The bottled brown drink is called “chocolate tea,” but is actually not a tea, but an extremely popular beverage in South and North America called champurrado. It’s also making a splash in the U.S., particularly in California and Arizona. Champurrado is a special blend of corn masa, lime, water, milk, cinnamon, and sometimes anise or vanilla. It’s a heavy drink that is often served with tamales. During the holidays and religious celebrations, people often add alcohol to champurrado. It dates back to ancient times and is thought to have originated with the Mayan culture.
Ole! Make your own Yerba Buena and Tea-quila
All it takes is a short trip to Mexico and most tourists fall in love with champurrado, poleo, and yerba buena after one taste of these traditional, local favorites. For those who can’t make the trip this weekend, here are some quick and easy recipes for yerba buena and the latest Mex-Ameri-Japanese tea known as Tea-quila (created by Mexican hotel owners for U.S. tourists who want matcha tea drinks!).
Poleo is available in bags like regular green and black teas, so there’s really no recipe for it. Ironically, the only one of the three that contains real tea is Tea-quila, which can be made with as much matcha tea powder as desired, and preferably just a shot or less of the Mexican rocket fuel otherwise known as tequila. Here are the recipes:
Yerba Buena mint tea
Crush about two tablespoons of dried leaves of yerba buena for each cup of tea you want to prepare. Boil the leaves directly in the water for about 30 seconds. Remove from heat and let the mixture steep for a half hour. Use a strainer to remove the leaves and it’s ready to drink. If you buy or grow your own leaves, make sure to let them dry completely before using them in the tea. Fresh leaves must be picked and allowed to dry for at least two weeks before they’ll be good enough to use. Most health food stores, farmers’ markets and some grocery stores sell the leaves either fresh or already dried. They’re not expensive and can even be ordered online if you have no local source.
Adults only! This is a powerful drink. Urban legend (in California and popular Mexican resorts) has it that the matcha tea in this fire-bomb of a drink actually helps to prevent a hangover. In any case, it’s dangerously easy to make. Here’s how:
Prepare about 6 ounces of matcha tea and pour it into a large drinking mug, not a bowl. Add 2 ounces of tequila. Squeeze one lime into the mixture and add 2 tablespoons of honey. Hide your car keys, appoint a designated driver and enjoy this odd, but incredibly delicious, mixture of old Japan, modern Mexico and happiness.

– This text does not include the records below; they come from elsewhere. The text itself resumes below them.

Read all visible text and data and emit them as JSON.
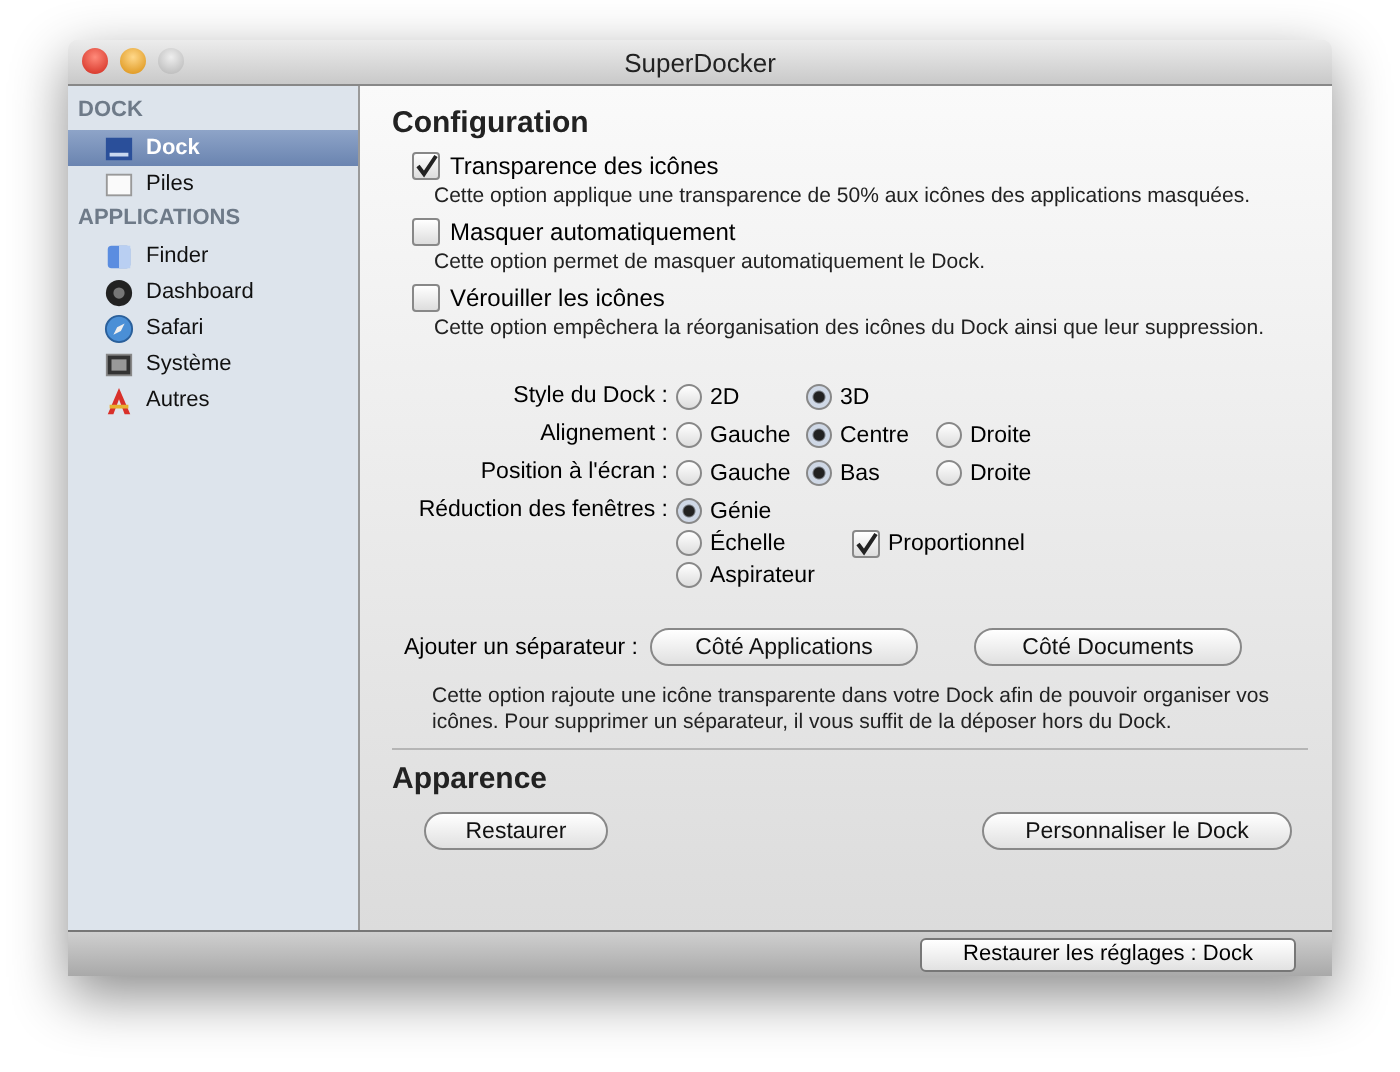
{
  "window": {
    "title": "SuperDocker"
  },
  "sidebar": {
    "sections": [
      {
        "heading": "DOCK",
        "items": [
          {
            "label": "Dock",
            "kind": "dock",
            "selected": true
          },
          {
            "label": "Piles",
            "kind": "stack",
            "selected": false
          }
        ]
      },
      {
        "heading": "APPLICATIONS",
        "items": [
          {
            "label": "Finder",
            "kind": "finder",
            "selected": false
          },
          {
            "label": "Dashboard",
            "kind": "dashboard",
            "selected": false
          },
          {
            "label": "Safari",
            "kind": "safari",
            "selected": false
          },
          {
            "label": "Système",
            "kind": "system",
            "selected": false
          },
          {
            "label": "Autres",
            "kind": "other",
            "selected": false
          }
        ]
      }
    ]
  },
  "configuration": {
    "heading": "Configuration",
    "checkboxes": [
      {
        "label": "Transparence des icônes",
        "checked": true,
        "description": "Cette option applique une transparence de 50% aux icônes des applications masquées."
      },
      {
        "label": "Masquer automatiquement",
        "checked": false,
        "description": "Cette option permet de masquer automatiquement le Dock."
      },
      {
        "label": "Vérouiller les icônes",
        "checked": false,
        "description": "Cette option empêchera la réorganisation des icônes du Dock ainsi que leur suppression."
      }
    ],
    "options": [
      {
        "label": "Style du Dock :",
        "kind": "row",
        "choices": [
          {
            "label": "2D",
            "selected": false
          },
          {
            "label": "3D",
            "selected": true
          }
        ]
      },
      {
        "label": "Alignement  :",
        "kind": "row",
        "choices": [
          {
            "label": "Gauche",
            "selected": false
          },
          {
            "label": "Centre",
            "selected": true
          },
          {
            "label": "Droite",
            "selected": false
          }
        ]
      },
      {
        "label": "Position à l'écran :",
        "kind": "row",
        "choices": [
          {
            "label": "Gauche",
            "selected": false
          },
          {
            "label": "Bas",
            "selected": true
          },
          {
            "label": "Droite",
            "selected": false
          }
        ]
      },
      {
        "label": "Réduction des fenêtres :",
        "kind": "stack",
        "choices": [
          {
            "label": "Génie",
            "selected": true
          },
          {
            "label": "Échelle",
            "selected": false
          },
          {
            "label": "Aspirateur",
            "selected": false
          }
        ],
        "checkbox": {
          "label": "Proportionnel",
          "checked": true
        }
      }
    ],
    "separator": {
      "label": "Ajouter un séparateur :",
      "buttons": [
        "Côté Applications",
        "Côté Documents"
      ],
      "description": "Cette option rajoute une icône transparente dans votre Dock afin de pouvoir organiser vos icônes. Pour supprimer un séparateur, il vous suffit de la déposer hors du Dock."
    }
  },
  "appearance": {
    "heading": "Apparence",
    "buttons": [
      "Restaurer",
      "Personnaliser le Dock"
    ]
  },
  "footer": {
    "button": "Restaurer les réglages : Dock"
  }
}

Mexico is a coffee country, but it does have a tea culture of sorts if one considers herbal drinks fair game. One of the greatest things about Mexico is that it is a nation that absorbs cultural influences from both south and north. Whatever is popular in the U.S. or Canada quickly makes its way “south of the border.”
The same goes for Latin American and South American cultural trends, which naturally seep north and make their way to Mexico City and elsewhere. Anyone lucky enough to spend a few weeks in Mexico is always in awe of the country’s size, rich history, friendly people, breathtaking scenery and of course the fantastic food and drinks. Champurrado, poleo and yerba buena mint teas alone are worth a trip to the Jewel of the Pacific, Mexico.